Extracted records:
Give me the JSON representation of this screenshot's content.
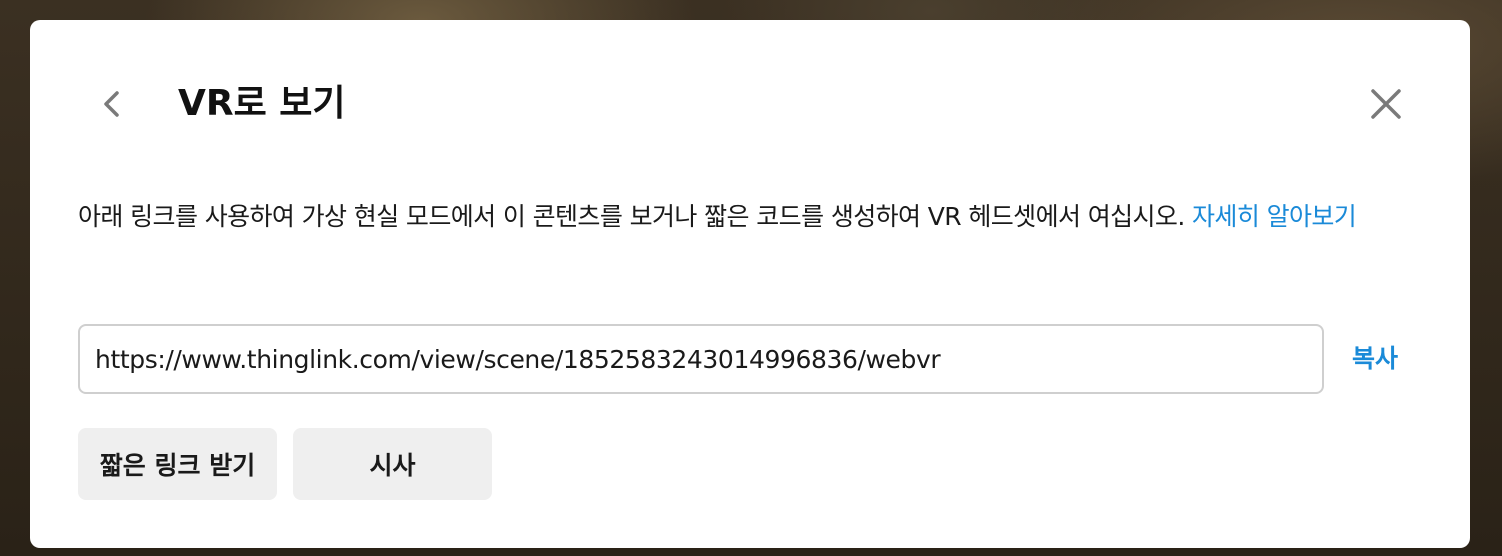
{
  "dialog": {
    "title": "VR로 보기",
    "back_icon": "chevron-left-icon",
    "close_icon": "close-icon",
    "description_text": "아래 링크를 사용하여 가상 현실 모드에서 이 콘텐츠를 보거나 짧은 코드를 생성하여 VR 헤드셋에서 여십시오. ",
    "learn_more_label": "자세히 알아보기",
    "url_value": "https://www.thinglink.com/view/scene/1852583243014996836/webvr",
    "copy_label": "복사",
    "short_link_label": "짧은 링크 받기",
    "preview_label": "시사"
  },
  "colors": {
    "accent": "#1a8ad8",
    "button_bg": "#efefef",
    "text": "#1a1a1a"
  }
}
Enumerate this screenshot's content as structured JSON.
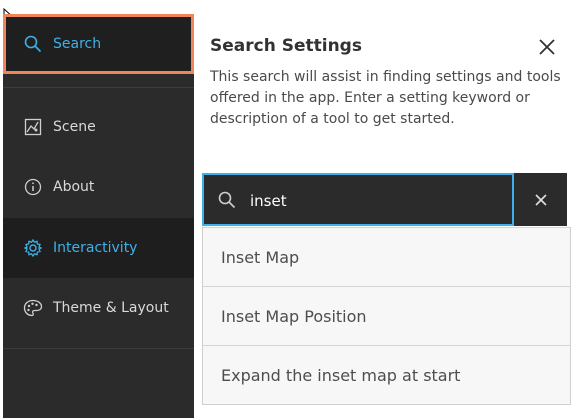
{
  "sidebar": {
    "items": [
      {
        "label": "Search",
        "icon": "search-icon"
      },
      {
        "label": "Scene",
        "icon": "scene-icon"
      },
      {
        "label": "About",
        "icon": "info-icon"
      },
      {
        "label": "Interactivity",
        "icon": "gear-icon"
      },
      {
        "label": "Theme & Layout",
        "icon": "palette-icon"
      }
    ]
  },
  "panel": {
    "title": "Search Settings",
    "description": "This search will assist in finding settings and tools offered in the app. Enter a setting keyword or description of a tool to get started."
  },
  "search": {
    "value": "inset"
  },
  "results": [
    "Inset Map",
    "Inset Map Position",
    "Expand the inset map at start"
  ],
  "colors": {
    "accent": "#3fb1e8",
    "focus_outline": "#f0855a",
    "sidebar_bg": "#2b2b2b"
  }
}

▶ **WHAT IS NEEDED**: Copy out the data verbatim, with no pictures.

▶ **WRITTEN RESPONSE**:
Give me the JSON representation of this screenshot's content.
{
  "dialog": {
    "title": "VR로 보기",
    "back_icon": "chevron-left-icon",
    "close_icon": "close-icon",
    "description_text": "아래 링크를 사용하여 가상 현실 모드에서 이 콘텐츠를 보거나 짧은 코드를 생성하여 VR 헤드셋에서 여십시오. ",
    "learn_more_label": "자세히 알아보기",
    "url_value": "https://www.thinglink.com/view/scene/1852583243014996836/webvr",
    "copy_label": "복사",
    "short_link_label": "짧은 링크 받기",
    "preview_label": "시사"
  },
  "colors": {
    "accent": "#1a8ad8",
    "button_bg": "#efefef",
    "text": "#1a1a1a"
  }
}
Enumerate this screenshot's content as structured JSON.
{
  "sidebar": {
    "items": [
      {
        "label": "Search",
        "icon": "search-icon"
      },
      {
        "label": "Scene",
        "icon": "scene-icon"
      },
      {
        "label": "About",
        "icon": "info-icon"
      },
      {
        "label": "Interactivity",
        "icon": "gear-icon"
      },
      {
        "label": "Theme & Layout",
        "icon": "palette-icon"
      }
    ]
  },
  "panel": {
    "title": "Search Settings",
    "description": "This search will assist in finding settings and tools offered in the app. Enter a setting keyword or description of a tool to get started."
  },
  "search": {
    "value": "inset"
  },
  "results": [
    "Inset Map",
    "Inset Map Position",
    "Expand the inset map at start"
  ],
  "colors": {
    "accent": "#3fb1e8",
    "focus_outline": "#f0855a",
    "sidebar_bg": "#2b2b2b"
  }
}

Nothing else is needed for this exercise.